TEK STIEL is a social artistic project of the city of Genk where artistic co-creation stands central. A multicultural group of women comes together to share their knowledge and craft. Along the way the project takes shape which results in a range of tote bags, made of old fishing nets, beautiful (portrait) pictures and a publication. This co-creation happened with various actors. The pivot figure was product designer Linde Hermans. She was more process supervisor than designer. She built together with Stad Genk; STEBO (who had set up a network ‘iedereenfixt’ in Genk about circular economy) and the centre for women made a parcours. Step by step input was generated to become a concept. Also the realization was a shared story. The women learned each others techniques and applied it into their own designs. This was extra supported by a textile designer, a weaver and several artistic colleagues who taught the women extra techniques.

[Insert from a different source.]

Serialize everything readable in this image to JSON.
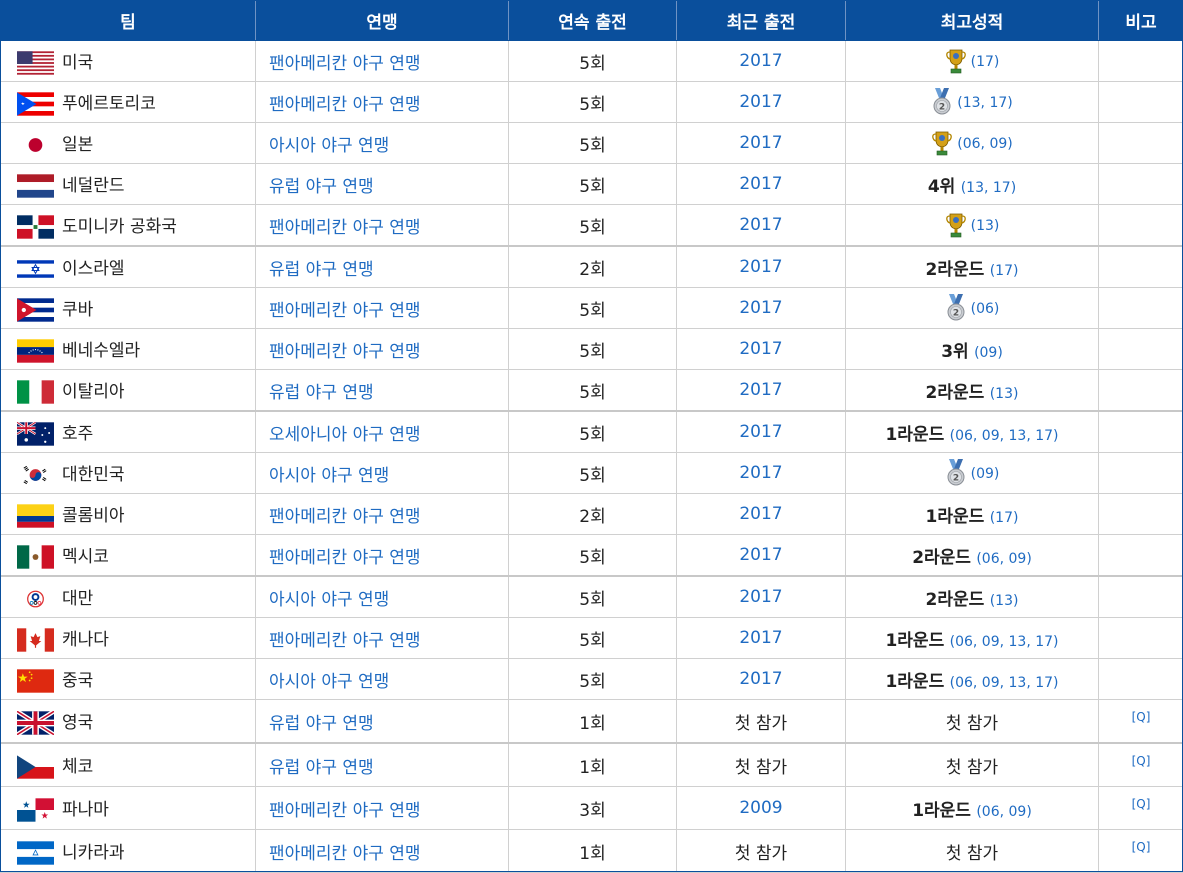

The process took place in the studio, and because there was co-creation and exchange, the participaters got closer and created a bond.
In the beginning the different factors were taken into consideration. On the one hand we had the aspect of sustainability, this is something the city and its habitants focus on carefully. Only rest materials were used. STEBO was the perfect catalytic converter in the direct neighbourhood. The materials were chosen together with the thrift shop Reset. Participants were asked not to buy new material. For the fishing nets Linde Hermans reached out to a local fish farm and a fisherman from Oostende. They provided broken fishing nets that couldn’t be used anymore for fishery. The fishing nets became tote bags.
The bags from fishing nets also represent sustainability. They can be used and reused over and over again. But also the participants were taken into a process of consciousness concerning sustainability and use of recyclable materials. Textile also has a special meaning as a product that connects. The old fishing nets symbolized a kind of safety net and network that slowly but surely was created in the group. The assignment was clear, but the way the bags would be created was still a surprise. Each participant was free in creating the bags, so every piece is unique.